> Source material:
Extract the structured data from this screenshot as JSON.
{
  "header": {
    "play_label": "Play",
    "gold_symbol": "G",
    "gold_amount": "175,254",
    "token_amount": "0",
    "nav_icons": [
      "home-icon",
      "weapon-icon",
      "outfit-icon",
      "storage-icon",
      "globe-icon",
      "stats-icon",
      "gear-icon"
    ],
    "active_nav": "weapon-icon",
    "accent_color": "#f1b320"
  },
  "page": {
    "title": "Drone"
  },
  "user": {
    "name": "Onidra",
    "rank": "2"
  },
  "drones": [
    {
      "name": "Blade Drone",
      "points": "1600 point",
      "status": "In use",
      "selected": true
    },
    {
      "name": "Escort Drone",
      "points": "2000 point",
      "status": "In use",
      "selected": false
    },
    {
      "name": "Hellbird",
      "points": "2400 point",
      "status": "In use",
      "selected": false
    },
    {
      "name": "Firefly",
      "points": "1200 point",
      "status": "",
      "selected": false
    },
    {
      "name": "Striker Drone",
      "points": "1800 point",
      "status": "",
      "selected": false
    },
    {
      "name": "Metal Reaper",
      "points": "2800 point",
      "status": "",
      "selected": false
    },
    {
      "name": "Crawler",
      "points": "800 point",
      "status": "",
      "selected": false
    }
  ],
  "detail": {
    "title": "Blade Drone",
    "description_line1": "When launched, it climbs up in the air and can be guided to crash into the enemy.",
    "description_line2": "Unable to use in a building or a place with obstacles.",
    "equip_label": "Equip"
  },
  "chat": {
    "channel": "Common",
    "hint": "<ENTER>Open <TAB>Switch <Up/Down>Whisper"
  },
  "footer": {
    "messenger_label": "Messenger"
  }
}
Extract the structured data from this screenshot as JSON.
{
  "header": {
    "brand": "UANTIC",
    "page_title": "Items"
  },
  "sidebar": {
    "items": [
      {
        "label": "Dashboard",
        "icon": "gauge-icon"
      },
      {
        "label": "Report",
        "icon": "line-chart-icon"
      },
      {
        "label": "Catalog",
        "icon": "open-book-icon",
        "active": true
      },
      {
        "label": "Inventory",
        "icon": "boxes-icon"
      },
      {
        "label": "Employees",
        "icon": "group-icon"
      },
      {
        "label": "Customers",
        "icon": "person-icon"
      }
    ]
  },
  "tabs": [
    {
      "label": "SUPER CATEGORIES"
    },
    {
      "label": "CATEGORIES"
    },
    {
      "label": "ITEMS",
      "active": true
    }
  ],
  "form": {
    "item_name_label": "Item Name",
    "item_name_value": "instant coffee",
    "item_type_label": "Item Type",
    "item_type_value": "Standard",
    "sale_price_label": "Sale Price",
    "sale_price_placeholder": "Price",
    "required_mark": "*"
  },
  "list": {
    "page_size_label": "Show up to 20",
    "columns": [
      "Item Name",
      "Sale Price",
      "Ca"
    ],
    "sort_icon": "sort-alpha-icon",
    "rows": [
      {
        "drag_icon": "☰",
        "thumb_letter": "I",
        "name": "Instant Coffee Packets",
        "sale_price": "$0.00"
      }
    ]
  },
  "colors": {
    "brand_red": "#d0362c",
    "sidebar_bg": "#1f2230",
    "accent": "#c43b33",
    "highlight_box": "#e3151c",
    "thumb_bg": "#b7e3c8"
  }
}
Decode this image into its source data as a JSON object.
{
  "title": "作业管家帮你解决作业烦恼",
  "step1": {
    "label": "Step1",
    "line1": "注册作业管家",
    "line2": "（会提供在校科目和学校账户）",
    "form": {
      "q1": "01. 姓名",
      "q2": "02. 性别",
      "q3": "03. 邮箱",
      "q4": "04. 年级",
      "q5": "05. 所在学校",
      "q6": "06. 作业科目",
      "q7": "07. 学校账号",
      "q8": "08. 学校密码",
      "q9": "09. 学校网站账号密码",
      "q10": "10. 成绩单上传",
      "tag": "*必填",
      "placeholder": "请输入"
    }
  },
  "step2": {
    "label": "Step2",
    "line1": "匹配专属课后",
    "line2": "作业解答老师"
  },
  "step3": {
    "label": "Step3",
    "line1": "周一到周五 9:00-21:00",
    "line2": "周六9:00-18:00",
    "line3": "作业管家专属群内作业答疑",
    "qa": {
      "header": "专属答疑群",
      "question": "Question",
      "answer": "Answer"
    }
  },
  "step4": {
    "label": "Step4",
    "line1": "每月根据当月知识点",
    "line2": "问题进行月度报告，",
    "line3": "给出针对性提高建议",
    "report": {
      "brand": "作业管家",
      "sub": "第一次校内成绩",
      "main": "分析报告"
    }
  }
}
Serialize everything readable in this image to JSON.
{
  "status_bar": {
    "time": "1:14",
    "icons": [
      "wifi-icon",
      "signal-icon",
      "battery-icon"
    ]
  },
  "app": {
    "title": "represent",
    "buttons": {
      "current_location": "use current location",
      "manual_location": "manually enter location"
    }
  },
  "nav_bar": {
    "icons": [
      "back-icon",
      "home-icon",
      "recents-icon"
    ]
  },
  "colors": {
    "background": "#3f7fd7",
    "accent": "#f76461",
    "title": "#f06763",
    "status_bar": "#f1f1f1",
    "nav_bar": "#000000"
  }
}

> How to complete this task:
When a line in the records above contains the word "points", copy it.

> Completed task:
      "points": "1600 point",
      "points": "2000 point",
      "points": "2400 point",
      "points": "1200 point",
      "points": "1800 point",
      "points": "2800 point",
      "points": "800 point",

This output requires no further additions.